I first came across the term “Middle Knowledge” only a couple of years ago. To put it in simple terms, this is basically the view that God’s omniscience encompasses things which — from our time-bound perspective — we would call counterfactuals. In other words, if I’d come straight home from work today instead of going to the grocery store first, what would I have done? What would I be doing now? If I’d added political science as a second major as an undergrad instead of linguistics, what would I have done after graduation? Etc.

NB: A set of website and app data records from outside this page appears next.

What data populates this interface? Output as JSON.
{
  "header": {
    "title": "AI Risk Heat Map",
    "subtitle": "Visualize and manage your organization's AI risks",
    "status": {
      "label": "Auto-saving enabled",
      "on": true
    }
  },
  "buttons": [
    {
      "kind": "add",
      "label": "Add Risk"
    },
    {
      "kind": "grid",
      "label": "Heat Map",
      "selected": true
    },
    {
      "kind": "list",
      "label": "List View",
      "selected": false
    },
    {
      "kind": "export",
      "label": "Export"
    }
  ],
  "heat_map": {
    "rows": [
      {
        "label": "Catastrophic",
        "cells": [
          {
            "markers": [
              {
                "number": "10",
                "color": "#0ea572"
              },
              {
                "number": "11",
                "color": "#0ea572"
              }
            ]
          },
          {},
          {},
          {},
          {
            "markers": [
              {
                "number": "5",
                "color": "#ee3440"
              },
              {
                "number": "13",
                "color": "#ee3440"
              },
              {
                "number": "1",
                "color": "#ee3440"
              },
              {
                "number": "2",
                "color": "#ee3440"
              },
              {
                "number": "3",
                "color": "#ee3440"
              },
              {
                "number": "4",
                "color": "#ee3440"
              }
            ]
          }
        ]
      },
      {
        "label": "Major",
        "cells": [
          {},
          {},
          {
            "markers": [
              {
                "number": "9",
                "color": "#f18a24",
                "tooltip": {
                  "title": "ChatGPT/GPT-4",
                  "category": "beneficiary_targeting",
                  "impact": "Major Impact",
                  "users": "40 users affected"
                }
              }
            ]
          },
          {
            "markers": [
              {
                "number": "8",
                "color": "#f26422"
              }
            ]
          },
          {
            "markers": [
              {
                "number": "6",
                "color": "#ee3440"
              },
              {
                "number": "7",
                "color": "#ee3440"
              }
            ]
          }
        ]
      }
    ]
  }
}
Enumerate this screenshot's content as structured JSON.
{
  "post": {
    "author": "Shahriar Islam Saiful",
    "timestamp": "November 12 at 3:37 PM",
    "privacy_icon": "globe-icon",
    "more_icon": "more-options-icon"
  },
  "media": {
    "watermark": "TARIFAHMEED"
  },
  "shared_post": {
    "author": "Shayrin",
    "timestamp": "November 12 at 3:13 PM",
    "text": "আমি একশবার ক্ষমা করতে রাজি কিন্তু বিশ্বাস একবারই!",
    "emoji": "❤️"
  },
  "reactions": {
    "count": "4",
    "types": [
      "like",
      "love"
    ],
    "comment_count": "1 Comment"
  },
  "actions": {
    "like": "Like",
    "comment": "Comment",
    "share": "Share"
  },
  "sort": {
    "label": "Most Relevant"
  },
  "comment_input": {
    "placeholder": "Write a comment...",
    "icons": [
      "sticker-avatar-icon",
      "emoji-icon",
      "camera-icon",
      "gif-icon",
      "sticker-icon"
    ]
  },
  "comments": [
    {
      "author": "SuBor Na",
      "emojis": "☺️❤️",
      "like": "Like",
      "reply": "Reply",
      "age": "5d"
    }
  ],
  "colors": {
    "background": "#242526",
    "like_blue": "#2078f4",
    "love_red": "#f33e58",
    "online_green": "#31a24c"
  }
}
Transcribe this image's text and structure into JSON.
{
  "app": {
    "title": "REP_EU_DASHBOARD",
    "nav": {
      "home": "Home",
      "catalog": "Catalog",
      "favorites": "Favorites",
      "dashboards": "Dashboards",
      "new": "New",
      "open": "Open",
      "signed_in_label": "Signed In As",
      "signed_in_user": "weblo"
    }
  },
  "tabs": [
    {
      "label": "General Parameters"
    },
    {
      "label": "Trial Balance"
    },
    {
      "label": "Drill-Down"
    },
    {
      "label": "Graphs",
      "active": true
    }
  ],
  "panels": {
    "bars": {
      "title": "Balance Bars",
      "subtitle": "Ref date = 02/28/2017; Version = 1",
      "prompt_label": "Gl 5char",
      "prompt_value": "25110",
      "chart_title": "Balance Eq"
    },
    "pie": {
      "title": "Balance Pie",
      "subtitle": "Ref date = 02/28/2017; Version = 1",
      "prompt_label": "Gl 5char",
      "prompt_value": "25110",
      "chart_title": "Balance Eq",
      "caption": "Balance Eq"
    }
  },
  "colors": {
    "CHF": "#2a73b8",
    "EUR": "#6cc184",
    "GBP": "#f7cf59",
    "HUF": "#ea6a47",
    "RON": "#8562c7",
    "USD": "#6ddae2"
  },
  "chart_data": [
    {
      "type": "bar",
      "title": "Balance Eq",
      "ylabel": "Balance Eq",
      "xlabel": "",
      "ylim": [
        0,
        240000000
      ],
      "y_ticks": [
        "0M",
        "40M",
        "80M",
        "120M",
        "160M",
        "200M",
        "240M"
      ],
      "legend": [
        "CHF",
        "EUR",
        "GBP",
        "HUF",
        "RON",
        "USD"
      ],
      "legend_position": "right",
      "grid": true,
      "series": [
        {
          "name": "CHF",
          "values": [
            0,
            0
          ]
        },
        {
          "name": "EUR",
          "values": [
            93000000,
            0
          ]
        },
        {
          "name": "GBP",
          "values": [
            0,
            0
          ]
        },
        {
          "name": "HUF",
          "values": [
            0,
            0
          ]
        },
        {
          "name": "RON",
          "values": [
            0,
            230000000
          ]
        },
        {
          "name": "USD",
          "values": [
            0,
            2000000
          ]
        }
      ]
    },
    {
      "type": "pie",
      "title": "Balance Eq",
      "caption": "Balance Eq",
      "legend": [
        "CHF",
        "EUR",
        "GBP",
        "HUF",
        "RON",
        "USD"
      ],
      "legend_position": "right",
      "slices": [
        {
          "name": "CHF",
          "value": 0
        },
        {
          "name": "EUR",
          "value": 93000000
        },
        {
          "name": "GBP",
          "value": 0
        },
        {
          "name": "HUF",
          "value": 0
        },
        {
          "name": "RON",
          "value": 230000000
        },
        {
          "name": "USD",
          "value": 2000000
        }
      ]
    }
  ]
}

I read about this in the context of a book on theology from the Arminian perspective, so I took this as a typical part of Arminian theology. Indeed, although pulling yourself out of the space-time continuum is quite a mind stretch, I think having Middle Knowledge as part of Arminian theology makes a lot of seeming contradictions go away. How does man choose God, but God chose man first? Because God created the particular world that would eventually lead to that man choosing God. Why do I give God all the ultimate glory and credit for something I physically did myself (ie., God didn’t supernaturally swoop down and do it for me)? Because He is ultimately responsible for every single factor that led to my success. The first time I heard about the Middle Knowledge concept, and thought it through a bit, I was overwhelmed by a sense of God’s omniscience and omnipotence, simply His greatness, in a way I probably hadn’t been in a long time (it’s easy to take that for granted as a long-time Christian). And, I suppose it’s something I’d always believed, but never really thought about it, certainly never thought through its implications.

So, I never really thought about whether Calvinists believe in Middle Knowledge. Recently though I came across this blog post, which provides a lengthy quote from noted Calvinist RC Sproul which indicates it is indeed a part of Calvinism. And, with only a half-second’s thought, it makes sense. This basically gets at the omniscience of God, and I certainly don’t believe orthodox Calvinists believe in any less (or more) of an omniscient God than orthodox Arminians do.

I suppose, then, it’s in the implications of Middle Knowledge where we differ. It seems to me that M.K. is less impactful (which is not to say less glorious or awe-inspiring!) within Calvinism, because God’s choosing of man is viewed much more “directly,” if that’s the word. In Arminianism, even if you apply M.K. in quite a deterministic way, you still have God permitting man a genuinely free choice (=he could have decided otherwise, but God, not bound by time, knew exactly which choice he would make in the particular world He created), whereas in Calvinism “freedom” is redefined to entail someone “freely” choosing what God has decreed he choose.

Just something I’ve been thinking about lately. As always, I’m looking forward to the day when we’re seated at Jesus’s feet and he corrects all of us. “Even so, come quickly, Lord Jesus!”